On to Dallas
The president and Mrs. Kennedy left the hotel and headed to Carswell Air Force Base.
Their flight to Dallas lasted 13 minutes.
They arrived at Dallas Love Field.
The Kennedys shook hands with visitors.
Jackie Kennedy, wearing a pink dress and pillbox hat, received a bouquet of red roses.
Governor Connally and his wife, Nellie, sat in the open convertible as the Kennedys entered and sat behind them. The rain had stopped, so the plastic bubble wasn’t used.
The limousine meandered through downtown Dallas. Kennedy was on his way to the Dallas Trade Mart where he was to speak at a luncheon.
Around 12:30 p.m., the car entered Dealey Plaza and passed the Texas School Book Depository.
Then shots were fired and bullets struck the president.
Connally was struck in the chest.
The car sped off to Parkland Memorial Hospital.
At 1 p.m., Kennedy was pronounced dead.
National Geographic Channel is airing "JFK: The Final Hours" at 7 p.m. Friday, Nov. 8.
We've compiled this post based on information from the John F. Kennedy Presidential Library & Museum.

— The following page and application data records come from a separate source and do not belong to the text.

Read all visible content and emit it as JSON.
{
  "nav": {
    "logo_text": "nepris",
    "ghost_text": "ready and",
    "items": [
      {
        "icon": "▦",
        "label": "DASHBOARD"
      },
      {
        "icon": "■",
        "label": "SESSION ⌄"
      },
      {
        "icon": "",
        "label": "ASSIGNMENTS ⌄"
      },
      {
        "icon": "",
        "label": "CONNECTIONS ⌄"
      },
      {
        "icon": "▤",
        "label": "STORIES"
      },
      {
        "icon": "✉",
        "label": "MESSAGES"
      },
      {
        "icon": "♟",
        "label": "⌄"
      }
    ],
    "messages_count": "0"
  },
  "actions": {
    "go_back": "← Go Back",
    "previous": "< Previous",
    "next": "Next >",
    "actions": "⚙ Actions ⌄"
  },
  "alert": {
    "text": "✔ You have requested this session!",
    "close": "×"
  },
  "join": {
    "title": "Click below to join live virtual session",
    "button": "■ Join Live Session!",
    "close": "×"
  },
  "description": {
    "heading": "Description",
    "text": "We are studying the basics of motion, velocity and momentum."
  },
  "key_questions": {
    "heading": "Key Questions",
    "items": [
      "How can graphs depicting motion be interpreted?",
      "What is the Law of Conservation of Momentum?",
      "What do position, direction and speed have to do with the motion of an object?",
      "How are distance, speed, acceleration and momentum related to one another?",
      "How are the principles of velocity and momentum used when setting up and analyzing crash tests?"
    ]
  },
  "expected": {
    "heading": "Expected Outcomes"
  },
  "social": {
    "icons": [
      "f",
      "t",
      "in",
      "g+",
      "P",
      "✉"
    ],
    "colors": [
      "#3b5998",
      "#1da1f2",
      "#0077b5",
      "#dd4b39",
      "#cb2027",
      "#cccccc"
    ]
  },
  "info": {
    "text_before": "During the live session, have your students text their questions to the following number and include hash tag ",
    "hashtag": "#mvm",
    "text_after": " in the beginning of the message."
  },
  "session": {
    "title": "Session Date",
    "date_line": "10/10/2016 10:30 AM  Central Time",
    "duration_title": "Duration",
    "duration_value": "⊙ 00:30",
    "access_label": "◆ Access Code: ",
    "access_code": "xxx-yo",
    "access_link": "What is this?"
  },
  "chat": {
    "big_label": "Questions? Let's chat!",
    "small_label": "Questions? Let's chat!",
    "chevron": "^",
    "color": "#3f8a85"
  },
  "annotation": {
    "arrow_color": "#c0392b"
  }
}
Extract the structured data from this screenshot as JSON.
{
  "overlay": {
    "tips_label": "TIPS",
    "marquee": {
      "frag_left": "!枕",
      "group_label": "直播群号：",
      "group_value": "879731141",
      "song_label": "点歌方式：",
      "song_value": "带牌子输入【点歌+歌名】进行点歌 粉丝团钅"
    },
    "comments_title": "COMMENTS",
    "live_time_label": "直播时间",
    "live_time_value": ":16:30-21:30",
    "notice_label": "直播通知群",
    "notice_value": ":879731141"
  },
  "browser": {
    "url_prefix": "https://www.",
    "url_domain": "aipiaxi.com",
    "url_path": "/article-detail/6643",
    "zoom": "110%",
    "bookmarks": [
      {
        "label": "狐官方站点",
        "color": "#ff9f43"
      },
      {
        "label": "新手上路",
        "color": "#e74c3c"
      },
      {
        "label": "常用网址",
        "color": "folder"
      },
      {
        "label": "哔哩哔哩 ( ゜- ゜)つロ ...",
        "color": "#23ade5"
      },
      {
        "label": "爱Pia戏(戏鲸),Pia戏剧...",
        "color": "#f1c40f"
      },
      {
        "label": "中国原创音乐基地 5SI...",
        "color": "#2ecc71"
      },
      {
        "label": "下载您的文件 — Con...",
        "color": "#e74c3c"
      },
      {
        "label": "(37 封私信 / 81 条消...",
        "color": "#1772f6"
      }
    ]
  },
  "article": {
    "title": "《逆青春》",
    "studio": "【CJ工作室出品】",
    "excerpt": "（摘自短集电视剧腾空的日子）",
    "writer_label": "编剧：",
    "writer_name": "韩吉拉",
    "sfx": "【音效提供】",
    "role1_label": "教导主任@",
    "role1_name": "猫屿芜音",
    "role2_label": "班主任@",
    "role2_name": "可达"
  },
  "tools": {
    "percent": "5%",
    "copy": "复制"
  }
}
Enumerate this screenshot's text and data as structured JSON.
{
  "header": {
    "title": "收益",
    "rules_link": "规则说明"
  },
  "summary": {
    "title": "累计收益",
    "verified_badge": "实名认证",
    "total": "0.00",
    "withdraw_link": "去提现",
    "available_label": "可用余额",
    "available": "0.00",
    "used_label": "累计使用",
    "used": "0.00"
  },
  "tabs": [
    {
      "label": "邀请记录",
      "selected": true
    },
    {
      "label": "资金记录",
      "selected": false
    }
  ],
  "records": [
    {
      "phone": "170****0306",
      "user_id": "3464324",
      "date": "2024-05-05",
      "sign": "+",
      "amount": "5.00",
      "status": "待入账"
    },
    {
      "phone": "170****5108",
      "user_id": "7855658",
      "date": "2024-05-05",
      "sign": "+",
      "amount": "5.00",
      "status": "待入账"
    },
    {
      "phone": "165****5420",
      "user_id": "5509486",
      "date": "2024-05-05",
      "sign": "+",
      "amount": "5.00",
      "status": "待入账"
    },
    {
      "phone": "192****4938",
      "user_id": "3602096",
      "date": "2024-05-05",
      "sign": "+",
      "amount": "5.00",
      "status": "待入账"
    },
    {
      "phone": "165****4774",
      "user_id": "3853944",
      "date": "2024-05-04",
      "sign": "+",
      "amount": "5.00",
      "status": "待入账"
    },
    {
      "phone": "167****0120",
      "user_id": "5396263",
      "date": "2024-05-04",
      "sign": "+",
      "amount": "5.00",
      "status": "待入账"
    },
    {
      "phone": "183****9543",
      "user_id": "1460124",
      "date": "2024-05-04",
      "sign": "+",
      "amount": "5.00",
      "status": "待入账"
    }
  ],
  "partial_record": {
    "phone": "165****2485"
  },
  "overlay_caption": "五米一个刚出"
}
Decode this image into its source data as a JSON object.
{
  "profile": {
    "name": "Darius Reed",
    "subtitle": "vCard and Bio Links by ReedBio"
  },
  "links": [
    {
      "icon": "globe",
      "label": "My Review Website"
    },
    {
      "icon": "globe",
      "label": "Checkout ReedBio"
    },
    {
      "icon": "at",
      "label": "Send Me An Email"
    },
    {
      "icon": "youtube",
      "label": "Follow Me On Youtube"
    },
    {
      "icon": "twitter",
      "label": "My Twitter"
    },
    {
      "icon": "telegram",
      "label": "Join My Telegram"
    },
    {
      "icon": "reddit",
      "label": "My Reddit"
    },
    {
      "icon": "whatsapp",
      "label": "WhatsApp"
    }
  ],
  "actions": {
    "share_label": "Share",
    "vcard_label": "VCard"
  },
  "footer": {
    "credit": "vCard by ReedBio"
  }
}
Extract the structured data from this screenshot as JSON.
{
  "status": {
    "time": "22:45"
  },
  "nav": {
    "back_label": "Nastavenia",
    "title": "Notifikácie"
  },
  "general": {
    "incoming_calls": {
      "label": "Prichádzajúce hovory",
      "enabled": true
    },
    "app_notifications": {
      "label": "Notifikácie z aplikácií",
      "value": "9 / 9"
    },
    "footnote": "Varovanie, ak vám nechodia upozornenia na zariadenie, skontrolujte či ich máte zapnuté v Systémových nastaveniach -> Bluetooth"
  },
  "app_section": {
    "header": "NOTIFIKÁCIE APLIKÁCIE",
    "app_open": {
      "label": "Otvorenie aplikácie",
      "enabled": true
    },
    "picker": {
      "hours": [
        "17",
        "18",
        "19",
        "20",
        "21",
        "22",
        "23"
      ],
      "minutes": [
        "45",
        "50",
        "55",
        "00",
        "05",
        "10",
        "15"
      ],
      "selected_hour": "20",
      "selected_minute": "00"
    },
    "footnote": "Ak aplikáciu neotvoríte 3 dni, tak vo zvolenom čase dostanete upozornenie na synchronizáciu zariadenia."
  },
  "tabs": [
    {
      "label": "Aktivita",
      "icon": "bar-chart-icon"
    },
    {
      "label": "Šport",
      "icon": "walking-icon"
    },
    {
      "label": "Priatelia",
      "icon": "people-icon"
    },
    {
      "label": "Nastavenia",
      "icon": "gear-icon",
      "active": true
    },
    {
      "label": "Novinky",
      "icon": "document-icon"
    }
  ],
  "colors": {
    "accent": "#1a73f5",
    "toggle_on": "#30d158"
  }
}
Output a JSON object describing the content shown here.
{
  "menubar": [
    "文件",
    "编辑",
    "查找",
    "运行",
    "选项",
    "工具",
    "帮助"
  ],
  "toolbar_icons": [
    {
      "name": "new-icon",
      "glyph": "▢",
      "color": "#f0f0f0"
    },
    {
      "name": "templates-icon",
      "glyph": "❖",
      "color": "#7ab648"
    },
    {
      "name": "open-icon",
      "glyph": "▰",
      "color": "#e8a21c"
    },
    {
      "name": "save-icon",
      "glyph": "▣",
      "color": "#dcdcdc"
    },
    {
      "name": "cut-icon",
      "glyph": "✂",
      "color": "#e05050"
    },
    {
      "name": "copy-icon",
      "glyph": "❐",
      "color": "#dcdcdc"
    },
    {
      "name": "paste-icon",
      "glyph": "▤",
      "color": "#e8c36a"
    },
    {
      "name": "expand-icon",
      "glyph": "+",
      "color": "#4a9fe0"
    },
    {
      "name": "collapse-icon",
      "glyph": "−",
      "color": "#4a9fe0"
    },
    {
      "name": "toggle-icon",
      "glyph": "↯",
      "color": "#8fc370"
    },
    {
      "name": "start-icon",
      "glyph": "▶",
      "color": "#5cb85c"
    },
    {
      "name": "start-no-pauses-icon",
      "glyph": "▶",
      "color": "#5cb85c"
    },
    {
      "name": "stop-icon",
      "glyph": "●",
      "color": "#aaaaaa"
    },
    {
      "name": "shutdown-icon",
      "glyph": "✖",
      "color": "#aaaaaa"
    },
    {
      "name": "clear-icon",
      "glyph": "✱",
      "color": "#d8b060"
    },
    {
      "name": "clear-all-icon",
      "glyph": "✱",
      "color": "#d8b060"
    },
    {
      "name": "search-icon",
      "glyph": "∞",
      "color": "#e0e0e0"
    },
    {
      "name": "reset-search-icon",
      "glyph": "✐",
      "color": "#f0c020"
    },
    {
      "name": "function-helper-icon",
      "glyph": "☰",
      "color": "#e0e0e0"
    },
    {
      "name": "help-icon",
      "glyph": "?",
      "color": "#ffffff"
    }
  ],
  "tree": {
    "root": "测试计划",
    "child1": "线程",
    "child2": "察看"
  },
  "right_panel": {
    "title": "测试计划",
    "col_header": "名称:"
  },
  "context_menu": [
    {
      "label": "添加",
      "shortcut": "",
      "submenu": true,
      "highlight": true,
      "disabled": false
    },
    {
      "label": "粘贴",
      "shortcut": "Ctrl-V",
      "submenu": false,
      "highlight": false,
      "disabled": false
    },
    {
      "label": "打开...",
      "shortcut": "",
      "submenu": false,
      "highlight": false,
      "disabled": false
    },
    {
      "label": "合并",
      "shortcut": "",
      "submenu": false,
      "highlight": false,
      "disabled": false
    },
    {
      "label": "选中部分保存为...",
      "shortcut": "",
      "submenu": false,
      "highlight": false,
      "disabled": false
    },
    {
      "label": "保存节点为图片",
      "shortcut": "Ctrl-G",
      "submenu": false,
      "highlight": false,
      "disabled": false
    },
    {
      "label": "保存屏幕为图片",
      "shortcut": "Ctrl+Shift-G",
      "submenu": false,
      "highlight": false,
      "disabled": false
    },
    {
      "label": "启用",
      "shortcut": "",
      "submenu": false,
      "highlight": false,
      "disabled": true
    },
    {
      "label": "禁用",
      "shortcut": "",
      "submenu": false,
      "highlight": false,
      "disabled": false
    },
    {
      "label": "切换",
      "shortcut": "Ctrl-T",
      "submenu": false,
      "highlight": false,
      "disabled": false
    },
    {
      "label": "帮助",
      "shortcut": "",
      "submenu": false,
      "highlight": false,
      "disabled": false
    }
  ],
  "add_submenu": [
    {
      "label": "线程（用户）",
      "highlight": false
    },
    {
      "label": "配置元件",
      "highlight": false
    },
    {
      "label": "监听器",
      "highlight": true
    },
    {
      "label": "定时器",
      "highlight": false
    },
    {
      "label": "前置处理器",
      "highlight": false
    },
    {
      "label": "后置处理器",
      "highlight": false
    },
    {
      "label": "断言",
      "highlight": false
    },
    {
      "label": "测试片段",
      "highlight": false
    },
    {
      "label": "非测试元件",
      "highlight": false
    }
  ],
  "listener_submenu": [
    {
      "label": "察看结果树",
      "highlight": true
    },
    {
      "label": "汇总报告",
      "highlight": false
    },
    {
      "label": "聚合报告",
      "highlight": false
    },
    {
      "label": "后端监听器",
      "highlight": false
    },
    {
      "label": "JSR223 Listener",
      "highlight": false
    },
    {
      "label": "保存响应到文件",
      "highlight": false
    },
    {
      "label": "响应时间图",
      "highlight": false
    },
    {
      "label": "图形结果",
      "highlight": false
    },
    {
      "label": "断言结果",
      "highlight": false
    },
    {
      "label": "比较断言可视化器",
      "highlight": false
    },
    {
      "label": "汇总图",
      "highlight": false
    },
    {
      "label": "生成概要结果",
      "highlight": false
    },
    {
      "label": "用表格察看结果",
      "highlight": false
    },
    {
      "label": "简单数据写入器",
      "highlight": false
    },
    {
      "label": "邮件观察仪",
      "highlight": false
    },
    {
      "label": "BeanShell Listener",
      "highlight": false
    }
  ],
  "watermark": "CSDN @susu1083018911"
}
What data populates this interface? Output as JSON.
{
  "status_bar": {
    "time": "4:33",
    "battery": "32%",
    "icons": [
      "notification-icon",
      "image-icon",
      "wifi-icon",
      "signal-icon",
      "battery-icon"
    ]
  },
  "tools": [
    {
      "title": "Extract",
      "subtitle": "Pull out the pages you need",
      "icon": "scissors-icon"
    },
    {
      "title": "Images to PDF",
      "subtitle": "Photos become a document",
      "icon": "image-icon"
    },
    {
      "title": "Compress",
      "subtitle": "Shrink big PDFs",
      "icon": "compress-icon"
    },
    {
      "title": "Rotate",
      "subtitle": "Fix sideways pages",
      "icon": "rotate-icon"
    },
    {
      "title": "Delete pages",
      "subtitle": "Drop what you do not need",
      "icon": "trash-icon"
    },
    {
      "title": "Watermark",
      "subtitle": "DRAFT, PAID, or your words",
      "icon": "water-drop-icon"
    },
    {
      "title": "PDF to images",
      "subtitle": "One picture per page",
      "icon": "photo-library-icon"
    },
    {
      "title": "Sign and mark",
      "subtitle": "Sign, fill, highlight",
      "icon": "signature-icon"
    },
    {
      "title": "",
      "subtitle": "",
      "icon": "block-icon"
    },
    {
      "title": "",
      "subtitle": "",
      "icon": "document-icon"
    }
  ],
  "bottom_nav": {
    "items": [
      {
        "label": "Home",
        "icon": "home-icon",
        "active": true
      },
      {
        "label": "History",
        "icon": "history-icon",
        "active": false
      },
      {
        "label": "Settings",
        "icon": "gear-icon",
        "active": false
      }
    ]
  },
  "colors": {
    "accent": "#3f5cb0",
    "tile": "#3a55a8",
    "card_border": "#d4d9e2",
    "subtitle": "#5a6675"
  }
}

KERA wants to hear your JFK stories and memories. Email us at firstname.lastname@example.org. We may contact you or use your memory in an upcoming story.